— Exercise description —
An exact copy of the entries is needed, with every picture left out.

START Entries shown

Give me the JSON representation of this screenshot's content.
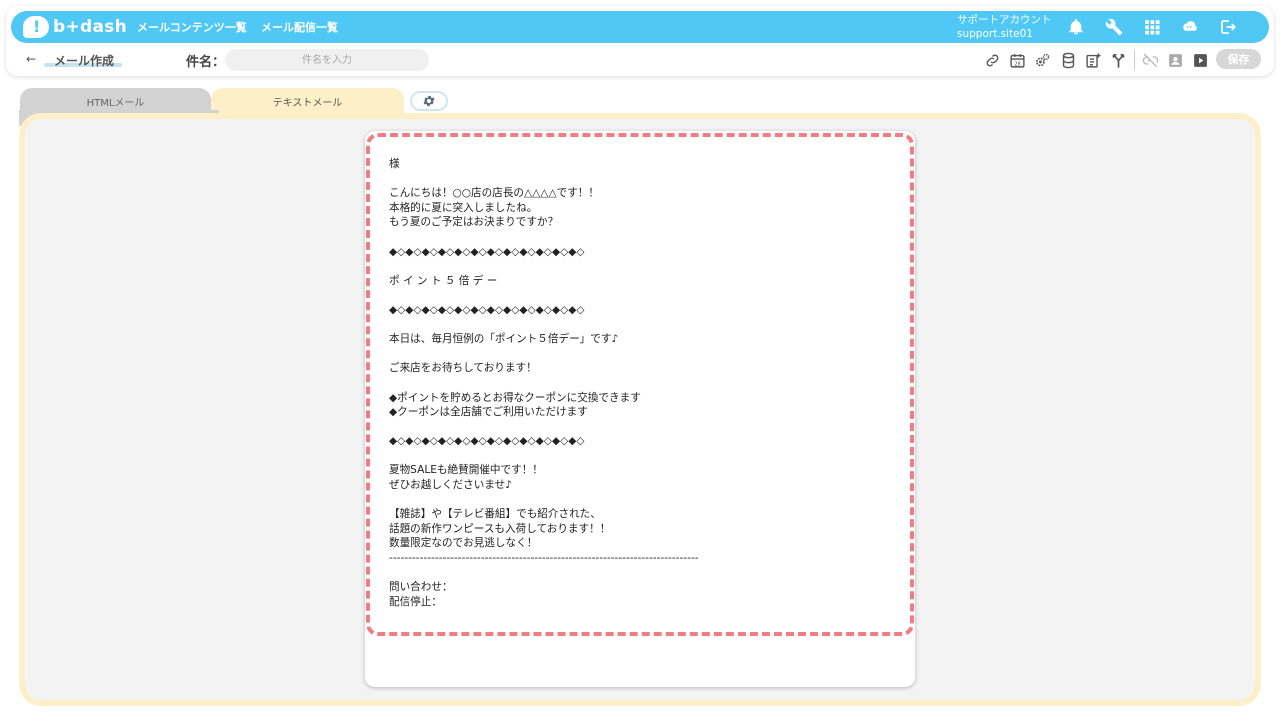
{
  "header": {
    "logo_text": "b+dash",
    "nav": [
      "メールコンテンツ一覧",
      "メール配信一覧"
    ],
    "account_name": "サポートアカウント",
    "account_id": "support.site01",
    "icons": [
      "bell-icon",
      "wrench-icon",
      "apps-grid-icon",
      "cloud-chat-icon",
      "logout-icon"
    ]
  },
  "toolbar": {
    "back_arrow": "←",
    "page_title": "メール作成",
    "subject_label": "件名：",
    "subject_placeholder": "件名を入力",
    "subject_value": "",
    "tools": [
      "link-icon",
      "calendar-icon",
      "settings-gears-icon",
      "database-icon",
      "add-block-icon",
      "branch-icon",
      "link-off-icon",
      "contact-icon",
      "preview-play-icon"
    ],
    "save_label": "保存"
  },
  "tabs": [
    {
      "label": "HTMLメール",
      "active": false
    },
    {
      "label": "テキストメール",
      "active": true
    }
  ],
  "mail": {
    "body": "様\n\nこんにちは！○○店の店長の△△△△です！！\n本格的に夏に突入しましたね。\nもう夏のご予定はお決まりですか？\n\n◆◇◆◇◆◇◆◇◆◇◆◇◆◇◆◇◆◇◆◇◆◇◆◇\n\nポ イ ン ト ５ 倍 デ ー\n\n◆◇◆◇◆◇◆◇◆◇◆◇◆◇◆◇◆◇◆◇◆◇◆◇\n\n本日は、毎月恒例の「ポイント５倍デー」です♪\n\nご来店をお待ちしております！\n\n◆ポイントを貯めるとお得なクーポンに交換できます\n◆クーポンは全店舗でご利用いただけます\n\n◆◇◆◇◆◇◆◇◆◇◆◇◆◇◆◇◆◇◆◇◆◇◆◇\n\n夏物SALEも絶賛開催中です！！\nぜひお越しくださいませ♪\n\n【雑誌】や【テレビ番組】でも紹介された、\n話題の新作ワンピースも入荷しております！！\n数量限定なのでお見逃しなく！\n---------------------------------------------------------------------------------\n\n問い合わせ：\n配信停止："
  },
  "colors": {
    "topbar": "#4fc8f5",
    "tab_active": "#fdf0c8",
    "tab_inactive": "#d3d3d3",
    "dashed_frame": "#f27c82",
    "save_disabled": "#d7d7d7"
  }
}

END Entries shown

— Solution below —
Give me the JSON representation of this screenshot's content.
{
  "header": {
    "logo_text": "b+dash",
    "nav": [
      "メールコンテンツ一覧",
      "メール配信一覧"
    ],
    "account_name": "サポートアカウント",
    "account_id": "support.site01",
    "icons": [
      "bell-icon",
      "wrench-icon",
      "apps-grid-icon",
      "cloud-chat-icon",
      "logout-icon"
    ]
  },
  "toolbar": {
    "back_arrow": "←",
    "page_title": "メール作成",
    "subject_label": "件名：",
    "subject_placeholder": "件名を入力",
    "subject_value": "",
    "tools": [
      "link-icon",
      "calendar-icon",
      "settings-gears-icon",
      "database-icon",
      "add-block-icon",
      "branch-icon",
      "link-off-icon",
      "contact-icon",
      "preview-play-icon"
    ],
    "save_label": "保存"
  },
  "tabs": [
    {
      "label": "HTMLメール",
      "active": false
    },
    {
      "label": "テキストメール",
      "active": true
    }
  ],
  "mail": {
    "body": "様\n\nこんにちは！○○店の店長の△△△△です！！\n本格的に夏に突入しましたね。\nもう夏のご予定はお決まりですか？\n\n◆◇◆◇◆◇◆◇◆◇◆◇◆◇◆◇◆◇◆◇◆◇◆◇\n\nポ イ ン ト ５ 倍 デ ー\n\n◆◇◆◇◆◇◆◇◆◇◆◇◆◇◆◇◆◇◆◇◆◇◆◇\n\n本日は、毎月恒例の「ポイント５倍デー」です♪\n\nご来店をお待ちしております！\n\n◆ポイントを貯めるとお得なクーポンに交換できます\n◆クーポンは全店舗でご利用いただけます\n\n◆◇◆◇◆◇◆◇◆◇◆◇◆◇◆◇◆◇◆◇◆◇◆◇\n\n夏物SALEも絶賛開催中です！！\nぜひお越しくださいませ♪\n\n【雑誌】や【テレビ番組】でも紹介された、\n話題の新作ワンピースも入荷しております！！\n数量限定なのでお見逃しなく！\n---------------------------------------------------------------------------------\n\n問い合わせ：\n配信停止："
  },
  "colors": {
    "topbar": "#4fc8f5",
    "tab_active": "#fdf0c8",
    "tab_inactive": "#d3d3d3",
    "dashed_frame": "#f27c82",
    "save_disabled": "#d7d7d7"
  }
}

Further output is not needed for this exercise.